With the international break done and dusted, Liverpool are back in action this weekend when they visit Selhurst Park on Saturday for a showdown with former boss Roy Hodgson’s Crystal Palace side.
Though his Anfield tenure was mercifully short, it’s hard to forget just how specularly dire the Reds were with the 70-year old at the helm. The Eagles manager remains a stark reminder of the dark days under the bungling ownership of Tom Hicks and George Gillette and truly puts in to focus what’s been a steady — although slow — shift back to the top under the stewardship of Fenway Sports Group. Could you think of a coach better suited to play the antithesis of Jurgen Klopp than ol’ Roy?
“He likes to shout on the side of the field, he likes to be involved in the game. If things aren’t being done, obviously he’ll tell you that,” said Liverpool midfielder James Milner when asked about the German. “Sometimes at half-time you’ll get a team-talk where he is angry but other times you might expect that and he doesn’t. I think it’s important as a manager that he can come from both ways,” explained the vice-captain. “He obviously loves a hug as well – he’s got that side in him at the end of the game,” added the Englishman. “As a manager, you need to know when to give the bear hug and when to give the boot up the backside. He judges that pretty well most of the time.”

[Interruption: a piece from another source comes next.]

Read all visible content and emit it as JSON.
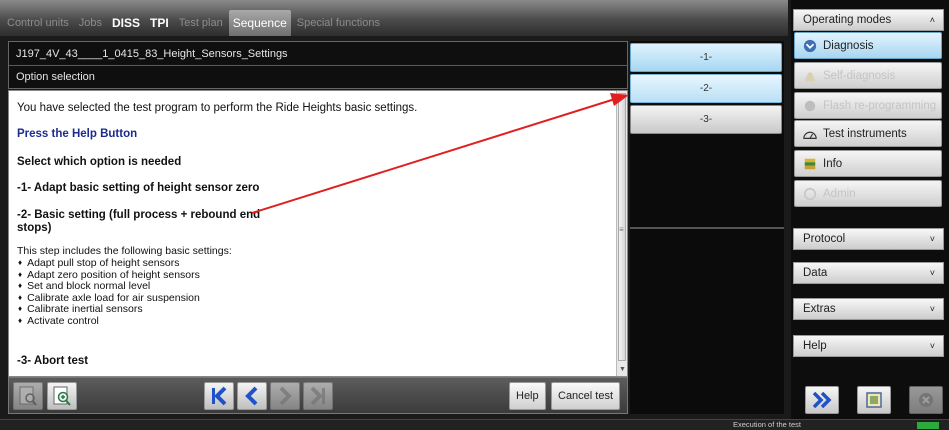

Drafted in from Manchester City on a free by Brendan Rodgers, Milner thankfully never had to work under Hodgson at Anfield, but he’s familiar with the veteran manager from the England set-up. Winning only thirteen and drawing nine of his 31-matches in charge, the now Palace boss presided over one of the worst spells in the Reds history — a stark contrast to what’s going down today.
Looking likely to finish in the top four for the second season on the hop and in to the quarter-finals of the Champions League, Liverpool are playing modern, wholly entertaining attacking football and are a force to be reckoned with under Klopp with the German pushing his players from the off to win.
“[It was] intense. He loves his job and loves football. He is passionate,” stressed Milner, revealing that he was straight in to it from the very first time he took charge of team training. “His first game was Spurs away and the tempo of that game was ridiculous; they play a high tempo as well and it was his first game,” mused the utility man. “We played a pressing game under Brendan as well, but I just remember the intensity and the tempo,” he continued. “He was trying to get his ideas across quickly but not too much too soon. It’s a long way from what we do now. I remember, in the first few sessions, him trying to get that across.”